Task item.
Only lines with the string "glyph" should be returned from the data below.
------ Data provided
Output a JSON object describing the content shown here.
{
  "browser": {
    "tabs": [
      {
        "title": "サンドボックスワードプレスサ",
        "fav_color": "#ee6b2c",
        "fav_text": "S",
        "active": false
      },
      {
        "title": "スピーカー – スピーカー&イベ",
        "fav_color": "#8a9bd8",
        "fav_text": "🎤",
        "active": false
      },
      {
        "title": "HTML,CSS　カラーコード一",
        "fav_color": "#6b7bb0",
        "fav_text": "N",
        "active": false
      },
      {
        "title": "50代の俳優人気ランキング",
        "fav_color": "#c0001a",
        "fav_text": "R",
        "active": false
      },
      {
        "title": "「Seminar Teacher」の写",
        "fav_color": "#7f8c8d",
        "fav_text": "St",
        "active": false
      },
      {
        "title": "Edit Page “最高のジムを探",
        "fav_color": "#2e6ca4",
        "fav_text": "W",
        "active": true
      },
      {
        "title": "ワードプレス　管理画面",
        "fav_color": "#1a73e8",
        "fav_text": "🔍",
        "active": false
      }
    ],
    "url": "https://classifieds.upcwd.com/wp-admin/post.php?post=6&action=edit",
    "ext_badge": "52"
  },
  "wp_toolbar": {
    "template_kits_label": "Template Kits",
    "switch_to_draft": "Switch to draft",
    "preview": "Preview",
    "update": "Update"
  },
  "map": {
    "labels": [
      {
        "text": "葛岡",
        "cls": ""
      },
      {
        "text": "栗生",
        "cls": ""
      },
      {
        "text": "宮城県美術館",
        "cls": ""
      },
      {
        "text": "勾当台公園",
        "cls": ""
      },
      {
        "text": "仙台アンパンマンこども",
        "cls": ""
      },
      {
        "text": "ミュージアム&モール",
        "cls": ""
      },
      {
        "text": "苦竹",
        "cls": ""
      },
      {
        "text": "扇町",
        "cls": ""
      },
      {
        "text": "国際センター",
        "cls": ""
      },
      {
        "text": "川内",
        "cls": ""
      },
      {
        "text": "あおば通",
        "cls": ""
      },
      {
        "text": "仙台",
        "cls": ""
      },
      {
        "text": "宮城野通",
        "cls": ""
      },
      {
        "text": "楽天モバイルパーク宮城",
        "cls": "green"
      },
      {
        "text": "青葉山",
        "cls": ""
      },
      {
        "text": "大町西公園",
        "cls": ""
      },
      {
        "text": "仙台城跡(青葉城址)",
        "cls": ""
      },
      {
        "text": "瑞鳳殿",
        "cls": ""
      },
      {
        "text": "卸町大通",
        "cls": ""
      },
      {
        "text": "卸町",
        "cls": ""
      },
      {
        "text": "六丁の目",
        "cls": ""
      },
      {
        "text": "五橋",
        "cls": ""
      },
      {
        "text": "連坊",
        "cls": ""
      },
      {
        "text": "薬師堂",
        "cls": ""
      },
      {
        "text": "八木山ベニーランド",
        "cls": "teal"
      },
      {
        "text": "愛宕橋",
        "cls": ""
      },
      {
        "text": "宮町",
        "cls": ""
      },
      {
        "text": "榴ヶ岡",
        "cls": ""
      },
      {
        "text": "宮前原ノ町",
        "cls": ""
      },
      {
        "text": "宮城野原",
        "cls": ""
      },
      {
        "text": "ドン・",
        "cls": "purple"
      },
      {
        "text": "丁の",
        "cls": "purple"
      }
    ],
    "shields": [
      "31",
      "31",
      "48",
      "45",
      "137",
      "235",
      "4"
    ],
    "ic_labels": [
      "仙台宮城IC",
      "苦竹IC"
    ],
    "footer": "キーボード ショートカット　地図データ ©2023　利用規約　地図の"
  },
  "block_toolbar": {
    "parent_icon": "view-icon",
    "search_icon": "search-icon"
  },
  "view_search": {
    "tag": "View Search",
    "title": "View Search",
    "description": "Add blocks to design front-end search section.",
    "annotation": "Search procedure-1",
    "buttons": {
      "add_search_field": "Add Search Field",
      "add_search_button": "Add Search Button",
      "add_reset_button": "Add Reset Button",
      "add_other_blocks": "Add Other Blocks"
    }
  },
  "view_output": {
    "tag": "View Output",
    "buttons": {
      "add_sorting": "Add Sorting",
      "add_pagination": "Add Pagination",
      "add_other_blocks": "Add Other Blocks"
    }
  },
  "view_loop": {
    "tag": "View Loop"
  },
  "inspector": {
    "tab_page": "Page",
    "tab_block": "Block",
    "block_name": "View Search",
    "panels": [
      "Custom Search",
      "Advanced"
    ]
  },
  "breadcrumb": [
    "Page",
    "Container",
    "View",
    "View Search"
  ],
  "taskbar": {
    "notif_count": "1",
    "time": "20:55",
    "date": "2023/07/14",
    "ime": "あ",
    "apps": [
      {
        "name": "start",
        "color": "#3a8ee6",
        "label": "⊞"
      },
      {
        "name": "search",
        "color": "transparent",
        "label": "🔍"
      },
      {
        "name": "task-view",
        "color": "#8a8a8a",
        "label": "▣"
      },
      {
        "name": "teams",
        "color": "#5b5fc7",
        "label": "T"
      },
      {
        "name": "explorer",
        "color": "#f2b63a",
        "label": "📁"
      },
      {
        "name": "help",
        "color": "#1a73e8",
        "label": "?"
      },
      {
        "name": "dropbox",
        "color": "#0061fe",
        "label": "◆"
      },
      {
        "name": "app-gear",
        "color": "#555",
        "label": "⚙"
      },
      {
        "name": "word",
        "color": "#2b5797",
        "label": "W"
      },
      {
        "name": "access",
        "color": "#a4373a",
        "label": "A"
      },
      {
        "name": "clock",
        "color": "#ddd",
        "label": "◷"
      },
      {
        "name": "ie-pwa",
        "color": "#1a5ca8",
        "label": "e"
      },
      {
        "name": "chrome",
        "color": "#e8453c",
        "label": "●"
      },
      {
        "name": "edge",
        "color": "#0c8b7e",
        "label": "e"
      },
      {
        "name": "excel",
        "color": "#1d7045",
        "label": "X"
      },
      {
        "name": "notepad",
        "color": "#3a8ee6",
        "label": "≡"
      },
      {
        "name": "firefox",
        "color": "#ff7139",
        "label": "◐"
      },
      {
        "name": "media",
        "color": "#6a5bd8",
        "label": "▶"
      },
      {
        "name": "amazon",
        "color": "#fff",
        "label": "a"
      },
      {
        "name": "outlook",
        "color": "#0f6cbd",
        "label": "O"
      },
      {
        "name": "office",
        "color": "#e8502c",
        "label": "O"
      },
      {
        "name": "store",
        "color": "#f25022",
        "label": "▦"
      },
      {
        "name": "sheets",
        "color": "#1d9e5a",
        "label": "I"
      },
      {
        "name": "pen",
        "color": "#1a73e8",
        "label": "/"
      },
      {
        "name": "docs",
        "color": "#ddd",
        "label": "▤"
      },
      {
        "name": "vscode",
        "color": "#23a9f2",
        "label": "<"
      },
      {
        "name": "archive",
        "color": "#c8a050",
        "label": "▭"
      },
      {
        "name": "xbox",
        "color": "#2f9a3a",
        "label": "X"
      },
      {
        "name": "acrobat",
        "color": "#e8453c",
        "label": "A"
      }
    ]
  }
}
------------
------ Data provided
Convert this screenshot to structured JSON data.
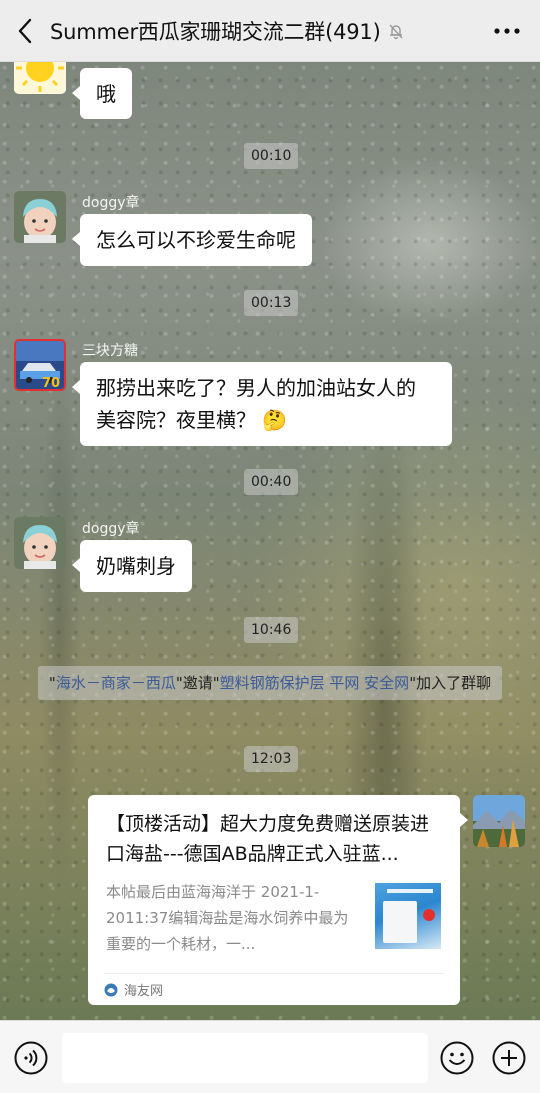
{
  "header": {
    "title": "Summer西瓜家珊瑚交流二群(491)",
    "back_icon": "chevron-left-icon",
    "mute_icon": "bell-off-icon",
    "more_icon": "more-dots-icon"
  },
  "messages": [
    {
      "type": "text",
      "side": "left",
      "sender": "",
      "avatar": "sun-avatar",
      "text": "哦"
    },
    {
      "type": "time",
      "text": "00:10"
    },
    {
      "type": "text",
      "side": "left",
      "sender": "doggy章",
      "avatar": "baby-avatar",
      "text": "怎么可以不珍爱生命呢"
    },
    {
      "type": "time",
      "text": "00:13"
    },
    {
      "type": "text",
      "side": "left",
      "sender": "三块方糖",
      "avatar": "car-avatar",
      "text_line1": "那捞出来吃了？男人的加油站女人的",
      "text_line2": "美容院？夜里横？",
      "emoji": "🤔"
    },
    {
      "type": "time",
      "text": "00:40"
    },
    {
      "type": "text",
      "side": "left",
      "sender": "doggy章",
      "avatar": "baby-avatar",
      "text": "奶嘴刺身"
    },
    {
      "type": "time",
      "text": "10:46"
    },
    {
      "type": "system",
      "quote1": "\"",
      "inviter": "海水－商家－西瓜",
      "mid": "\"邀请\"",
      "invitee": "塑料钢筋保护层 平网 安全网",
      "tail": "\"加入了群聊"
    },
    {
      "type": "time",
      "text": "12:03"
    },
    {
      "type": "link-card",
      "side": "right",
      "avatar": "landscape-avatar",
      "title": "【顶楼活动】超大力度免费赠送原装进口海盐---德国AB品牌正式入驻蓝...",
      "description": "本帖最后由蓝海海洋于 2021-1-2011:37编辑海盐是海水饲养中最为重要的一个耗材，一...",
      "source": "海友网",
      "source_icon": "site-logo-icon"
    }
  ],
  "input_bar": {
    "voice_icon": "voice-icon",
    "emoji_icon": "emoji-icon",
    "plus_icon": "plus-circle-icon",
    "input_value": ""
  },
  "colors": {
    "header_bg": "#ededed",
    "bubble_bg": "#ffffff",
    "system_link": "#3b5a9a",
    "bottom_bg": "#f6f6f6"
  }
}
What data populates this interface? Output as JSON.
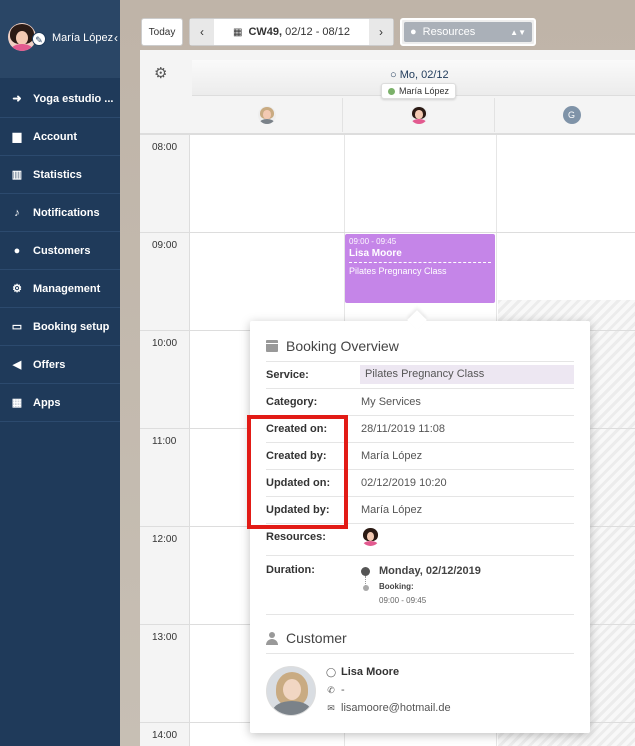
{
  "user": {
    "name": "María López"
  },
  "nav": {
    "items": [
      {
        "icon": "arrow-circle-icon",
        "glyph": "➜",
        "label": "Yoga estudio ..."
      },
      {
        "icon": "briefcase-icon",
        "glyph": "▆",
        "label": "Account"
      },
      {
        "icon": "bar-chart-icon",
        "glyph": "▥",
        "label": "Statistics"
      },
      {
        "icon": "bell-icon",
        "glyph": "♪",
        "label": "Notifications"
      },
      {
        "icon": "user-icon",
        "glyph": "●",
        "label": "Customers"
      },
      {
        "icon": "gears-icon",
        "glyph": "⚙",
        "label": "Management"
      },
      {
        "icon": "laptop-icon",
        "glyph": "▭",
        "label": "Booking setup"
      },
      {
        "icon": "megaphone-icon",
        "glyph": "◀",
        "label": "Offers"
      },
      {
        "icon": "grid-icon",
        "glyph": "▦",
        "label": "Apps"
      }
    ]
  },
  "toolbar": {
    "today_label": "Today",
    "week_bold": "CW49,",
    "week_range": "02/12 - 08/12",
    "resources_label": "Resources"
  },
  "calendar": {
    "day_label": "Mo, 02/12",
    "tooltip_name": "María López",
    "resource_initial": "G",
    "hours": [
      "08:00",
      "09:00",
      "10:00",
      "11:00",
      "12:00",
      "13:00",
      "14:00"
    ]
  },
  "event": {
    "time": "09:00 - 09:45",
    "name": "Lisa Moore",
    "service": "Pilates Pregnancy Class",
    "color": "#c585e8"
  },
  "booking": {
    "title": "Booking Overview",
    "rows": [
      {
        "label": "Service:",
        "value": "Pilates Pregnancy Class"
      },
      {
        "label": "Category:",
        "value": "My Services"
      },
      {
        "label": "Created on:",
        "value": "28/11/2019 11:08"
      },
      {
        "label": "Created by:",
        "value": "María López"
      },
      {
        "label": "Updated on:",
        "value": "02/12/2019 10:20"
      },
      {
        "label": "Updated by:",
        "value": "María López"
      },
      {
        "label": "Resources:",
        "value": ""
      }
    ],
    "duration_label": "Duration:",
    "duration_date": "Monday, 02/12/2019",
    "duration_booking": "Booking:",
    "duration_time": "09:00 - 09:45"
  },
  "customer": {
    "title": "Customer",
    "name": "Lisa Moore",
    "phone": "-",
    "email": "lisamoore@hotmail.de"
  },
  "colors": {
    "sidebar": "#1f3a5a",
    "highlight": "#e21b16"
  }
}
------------
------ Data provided
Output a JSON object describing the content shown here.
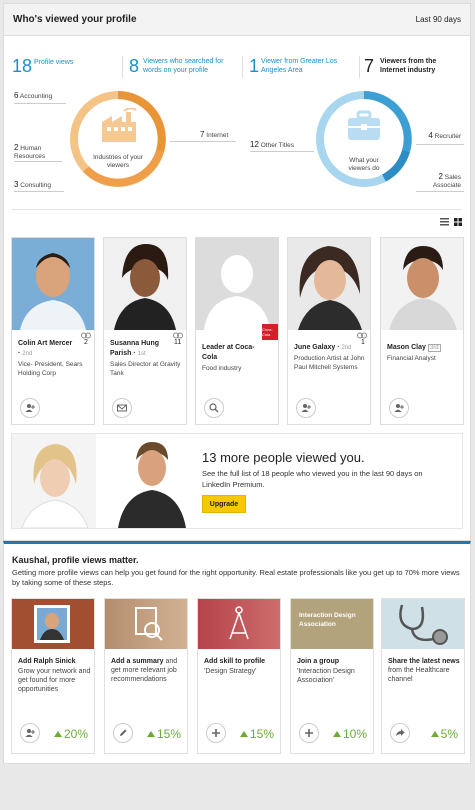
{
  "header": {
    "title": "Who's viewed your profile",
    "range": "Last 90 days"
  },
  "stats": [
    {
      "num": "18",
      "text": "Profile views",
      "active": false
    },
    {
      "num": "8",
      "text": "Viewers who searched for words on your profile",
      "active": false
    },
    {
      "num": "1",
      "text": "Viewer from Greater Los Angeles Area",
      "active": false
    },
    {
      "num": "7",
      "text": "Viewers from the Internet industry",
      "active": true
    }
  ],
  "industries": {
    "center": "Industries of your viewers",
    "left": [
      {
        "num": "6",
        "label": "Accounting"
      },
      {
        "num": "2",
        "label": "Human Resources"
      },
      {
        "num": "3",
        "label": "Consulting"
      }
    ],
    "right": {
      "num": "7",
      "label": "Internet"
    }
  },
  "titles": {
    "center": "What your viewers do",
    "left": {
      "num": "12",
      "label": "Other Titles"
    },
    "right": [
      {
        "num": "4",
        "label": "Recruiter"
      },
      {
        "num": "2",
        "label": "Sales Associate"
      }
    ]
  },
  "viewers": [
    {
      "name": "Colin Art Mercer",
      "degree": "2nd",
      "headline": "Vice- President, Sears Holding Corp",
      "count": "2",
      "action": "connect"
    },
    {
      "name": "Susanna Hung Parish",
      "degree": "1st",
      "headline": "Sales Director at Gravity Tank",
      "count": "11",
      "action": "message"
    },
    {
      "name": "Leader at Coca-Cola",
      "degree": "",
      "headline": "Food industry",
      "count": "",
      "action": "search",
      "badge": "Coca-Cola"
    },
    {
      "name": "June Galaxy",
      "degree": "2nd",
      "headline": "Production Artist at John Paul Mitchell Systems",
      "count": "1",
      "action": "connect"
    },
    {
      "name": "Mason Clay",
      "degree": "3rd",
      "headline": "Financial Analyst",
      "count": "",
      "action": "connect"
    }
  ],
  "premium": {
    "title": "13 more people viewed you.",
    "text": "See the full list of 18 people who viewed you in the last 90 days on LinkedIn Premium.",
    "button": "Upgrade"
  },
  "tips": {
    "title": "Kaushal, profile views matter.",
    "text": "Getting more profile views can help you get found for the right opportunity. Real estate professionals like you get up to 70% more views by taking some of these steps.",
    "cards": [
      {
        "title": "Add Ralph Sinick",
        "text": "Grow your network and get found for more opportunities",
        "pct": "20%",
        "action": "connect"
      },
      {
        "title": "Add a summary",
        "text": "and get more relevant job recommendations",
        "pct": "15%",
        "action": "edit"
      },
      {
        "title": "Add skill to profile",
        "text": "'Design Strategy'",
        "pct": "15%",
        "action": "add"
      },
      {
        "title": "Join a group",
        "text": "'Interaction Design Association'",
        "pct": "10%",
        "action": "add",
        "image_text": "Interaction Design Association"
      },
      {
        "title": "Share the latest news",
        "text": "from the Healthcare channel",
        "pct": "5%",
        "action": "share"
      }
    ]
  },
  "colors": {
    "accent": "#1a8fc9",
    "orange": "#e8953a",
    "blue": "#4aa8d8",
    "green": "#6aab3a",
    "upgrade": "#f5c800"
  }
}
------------
Exercise solution.
        "glyph": "➜",
        "glyph": "▆",
        "glyph": "▥",
        "glyph": "♪",
        "glyph": "●",
        "glyph": "⚙",
        "glyph": "▭",
        "glyph": "◀",
        "glyph": "▦",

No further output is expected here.